Constitutionally? I don't get the whole idea of legalized Extortion. Which is what I think has been set loose with this bill. It has become clear as the various regulations that my family will continue to spend over 25% of our income on health insurance. And I'm it totally sucks. But, at least it's just two of us now. I don't know how families make these choices.

Cruel, hopeless and depressing.

But probably constitutional to do whatever the F* they want to do.

beowulf's picture
Submitted by beowulf on

Lambert, they framed the problem rather oddly.

The IRS has already said that customers on federally-run exchanges will get the same tax credit as those in state-run exchanges so taxpayers in all 50 states would qualify-- excepting, of course, the poor in red states who won't get either Medicaid or Obamacare tax credits.

Tthe federal exchange = state exchange ruling seems to be a violation of what the law says but I don't think anyone has standing to challenge it. Taxpayers can challenge the constitutionality of a tax obligation (but only after the tax has been collected) but tax un-payers can't really challenge the constitutionality of a tax credit.

Submitted by lambert on

I defer to your expert knowledge:

Taxpayers can challenge the constitutionality of a tax obligation (but only after the tax has been collected) but tax un-payers can't really challenge the constitutionality of a tax credit.

I'm wondering however if there is language in the Court's decision upholding ACA that would give them standing. (I hate standing arguments....)

Submitted by Dromaius on

I should note that I am not in favor of people losing health insurance. However, I think a negative ruling on this law is a good thing because, as an anonymous commenter on a blog so rightly put it:

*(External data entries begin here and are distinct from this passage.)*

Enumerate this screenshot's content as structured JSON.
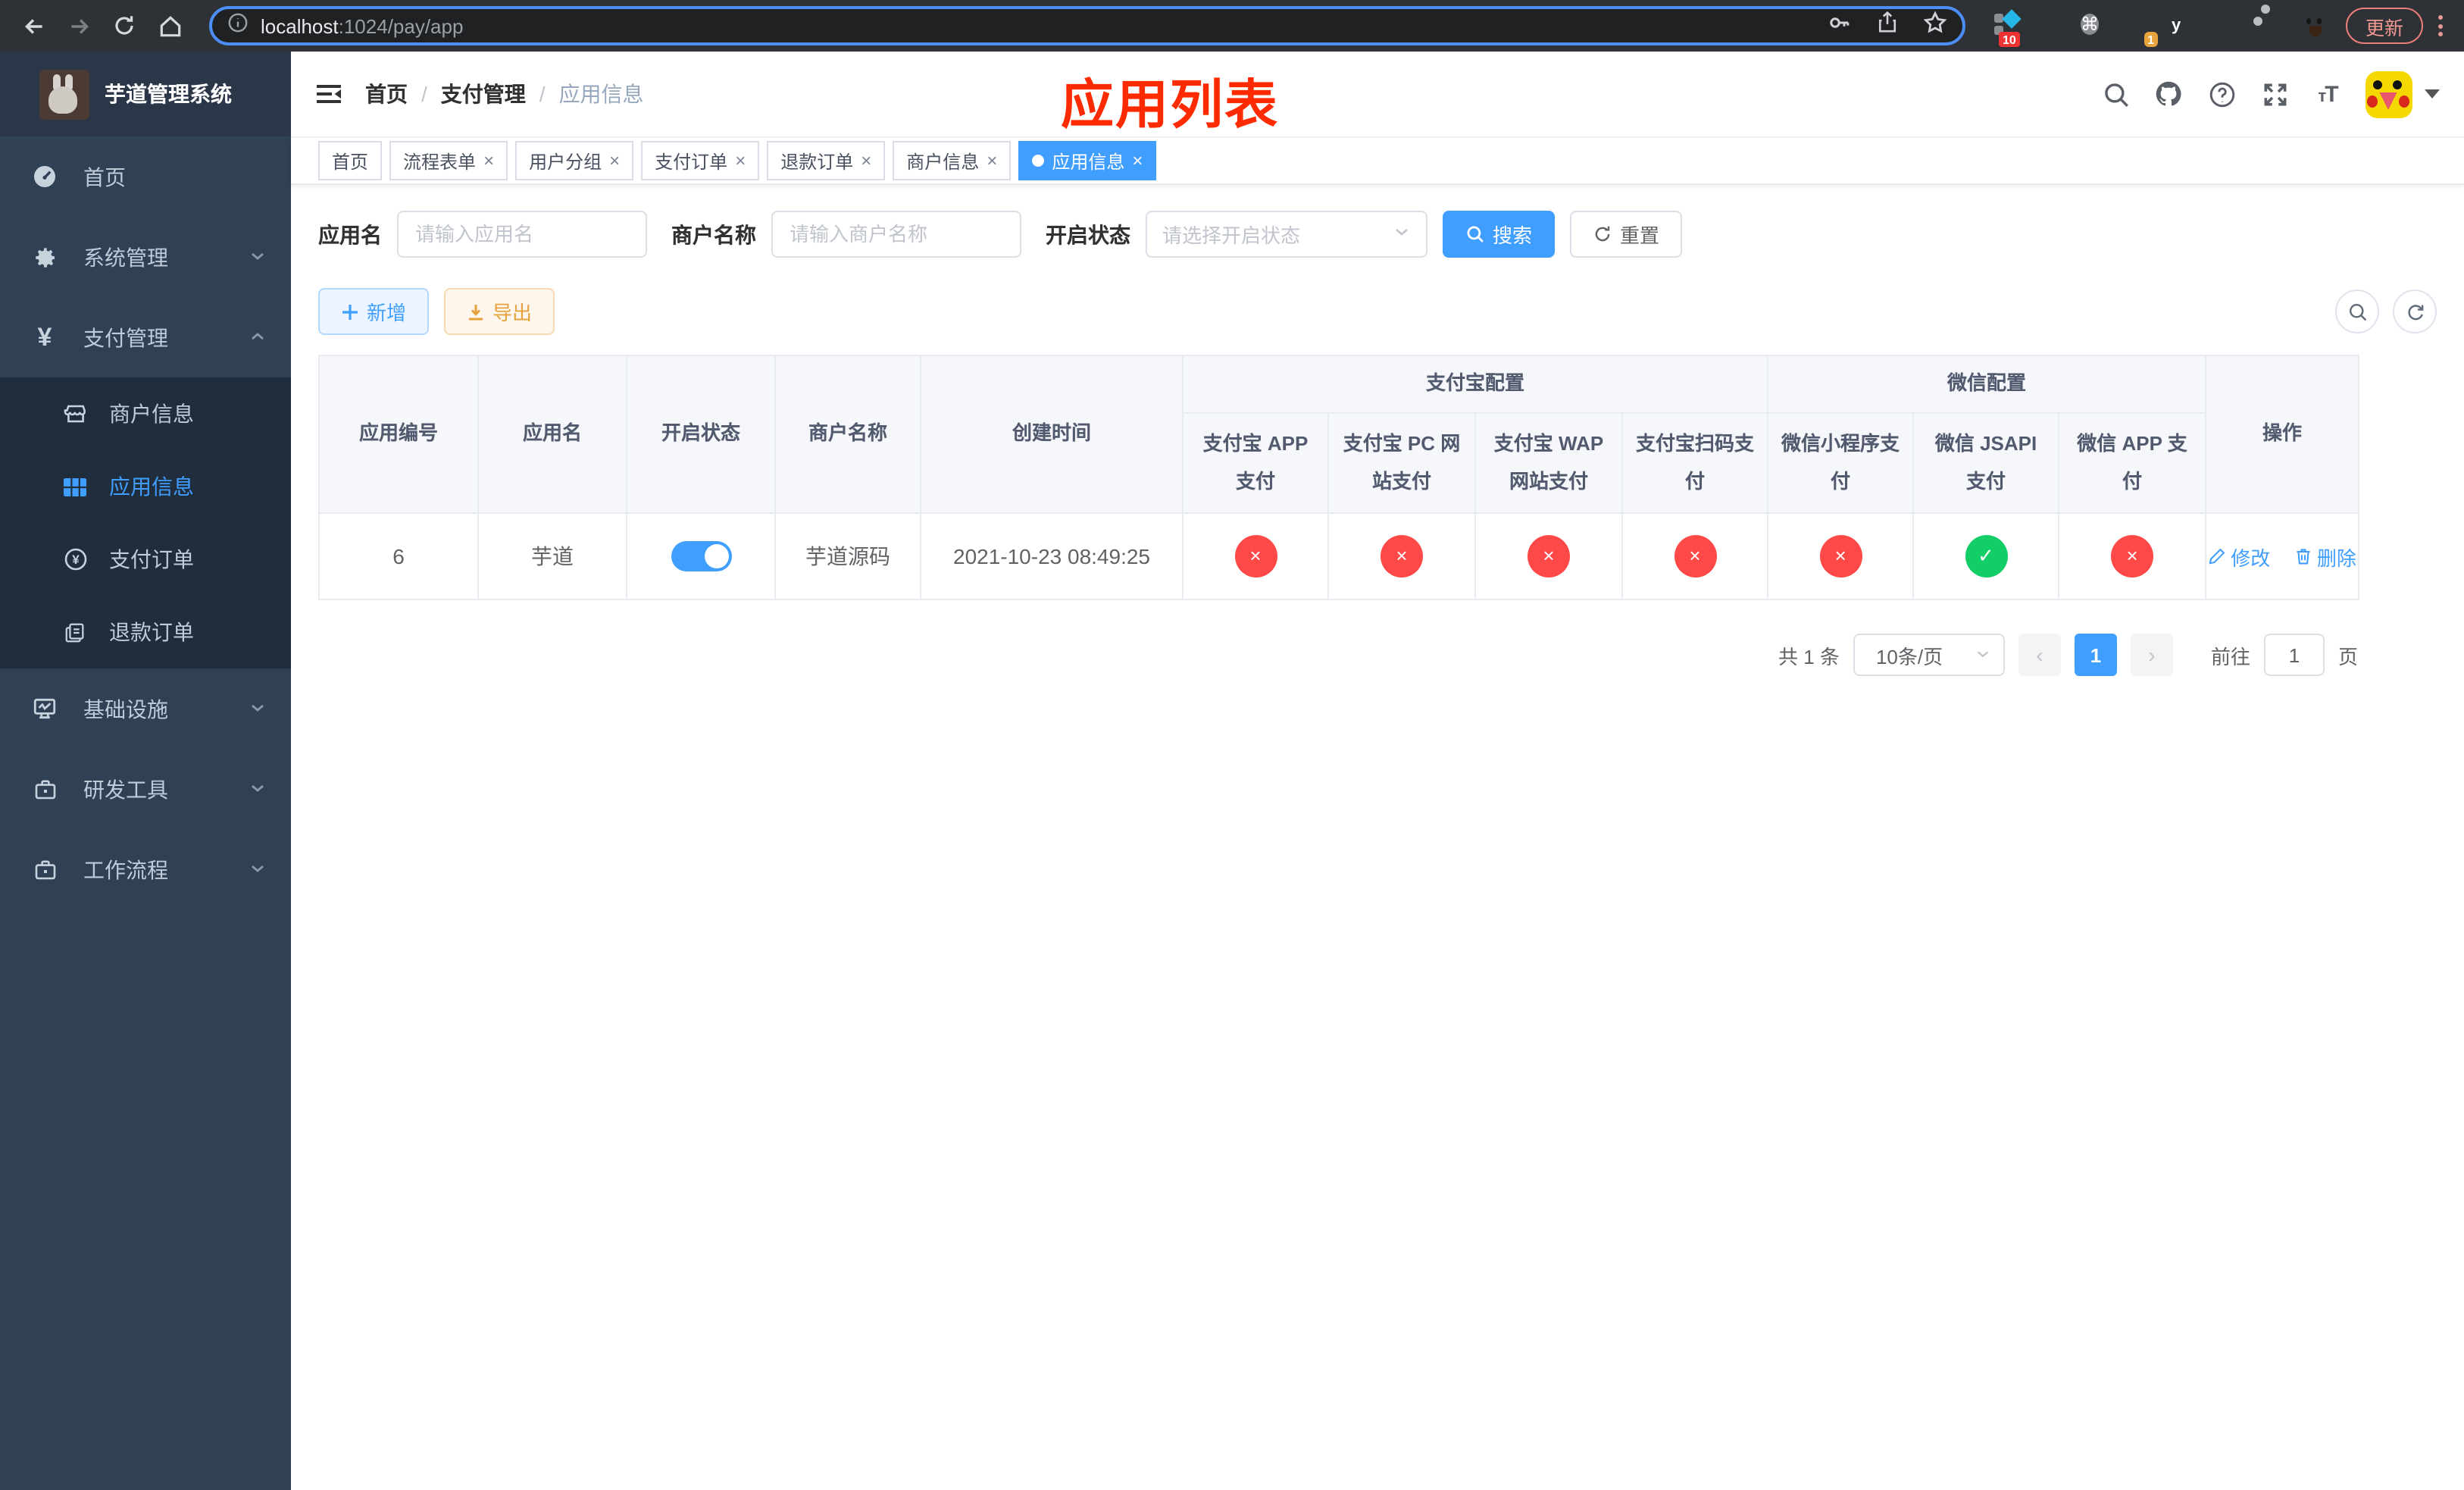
{
  "colors": {
    "accent": "#409EFF",
    "danger": "#FF4949",
    "success": "#13CE66",
    "warning": "#E6A23C",
    "sidebar_bg": "#304156",
    "submenu_bg": "#1F2D3D"
  },
  "browser": {
    "url_host": "localhost",
    "url_rest": ":1024/pay/app",
    "update_label": "更新",
    "ext_badge_ten": "10",
    "ext_badge_one": "1"
  },
  "sidebar": {
    "logo_title": "芋道管理系统",
    "items": {
      "home": {
        "label": "首页"
      },
      "system": {
        "label": "系统管理"
      },
      "payment": {
        "label": "支付管理"
      },
      "merchant": {
        "label": "商户信息"
      },
      "app_info": {
        "label": "应用信息"
      },
      "pay_order": {
        "label": "支付订单"
      },
      "refund_order": {
        "label": "退款订单"
      },
      "infra": {
        "label": "基础设施"
      },
      "dev_tools": {
        "label": "研发工具"
      },
      "workflow": {
        "label": "工作流程"
      }
    }
  },
  "breadcrumb": {
    "home": "首页",
    "section": "支付管理",
    "current": "应用信息",
    "sep": "/"
  },
  "overlay_title": "应用列表",
  "tabs": [
    {
      "label": "首页"
    },
    {
      "label": "流程表单",
      "close": "×"
    },
    {
      "label": "用户分组",
      "close": "×"
    },
    {
      "label": "支付订单",
      "close": "×"
    },
    {
      "label": "退款订单",
      "close": "×"
    },
    {
      "label": "商户信息",
      "close": "×"
    },
    {
      "label": "应用信息",
      "close": "×"
    }
  ],
  "filters": {
    "app_name": {
      "label": "应用名",
      "placeholder": "请输入应用名"
    },
    "merchant_name": {
      "label": "商户名称",
      "placeholder": "请输入商户名称"
    },
    "status": {
      "label": "开启状态",
      "placeholder": "请选择开启状态"
    },
    "search_label": "搜索",
    "reset_label": "重置"
  },
  "toolbar": {
    "add_label": "新增",
    "export_label": "导出"
  },
  "table": {
    "columns": [
      "应用编号",
      "应用名",
      "开启状态",
      "商户名称",
      "创建时间"
    ],
    "groups": [
      {
        "label": "支付宝配置",
        "cols": [
          "支付宝 APP 支付",
          "支付宝 PC 网站支付",
          "支付宝 WAP 网站支付",
          "支付宝扫码支付"
        ]
      },
      {
        "label": "微信配置",
        "cols": [
          "微信小程序支付",
          "微信 JSAPI 支付",
          "微信 APP 支付"
        ]
      }
    ],
    "ops_label": "操作"
  },
  "row": {
    "id": "6",
    "name": "芋道",
    "enabled": "on",
    "merchant": "芋道源码",
    "created": "2021-10-23 08:49:25",
    "statuses": [
      {
        "state": "no",
        "glyph": "×"
      },
      {
        "state": "no",
        "glyph": "×"
      },
      {
        "state": "no",
        "glyph": "×"
      },
      {
        "state": "no",
        "glyph": "×"
      },
      {
        "state": "no",
        "glyph": "×"
      },
      {
        "state": "yes",
        "glyph": "✓"
      },
      {
        "state": "no",
        "glyph": "×"
      }
    ],
    "edit_label": "修改",
    "delete_label": "删除"
  },
  "pagination": {
    "total": "共 1 条",
    "page_size": "10条/页",
    "prev": "‹",
    "page": "1",
    "next": "›",
    "goto_label": "前往",
    "goto_value": "1",
    "unit_label": "页"
  }
}
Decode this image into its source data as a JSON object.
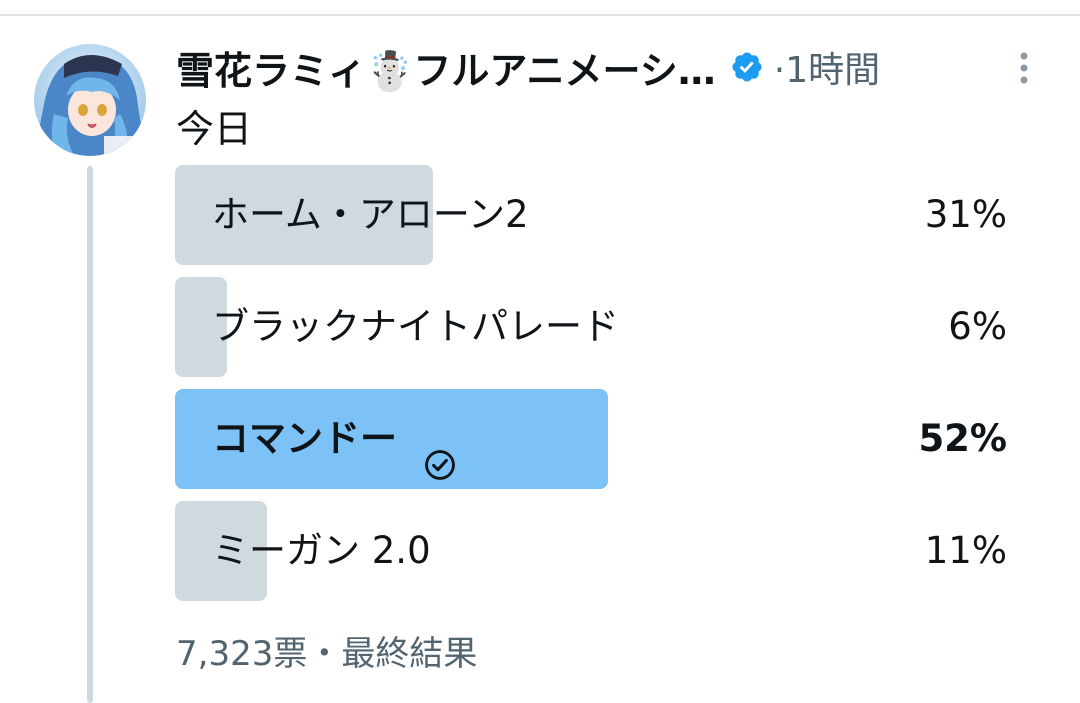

If they do remove the subsidies, and people realize how much Obamacare ACTUALLY costs to those, like me, in the middle class, who don’t receive subsidies, maybe there can be some honest discussion about this law’s catastrophic failings.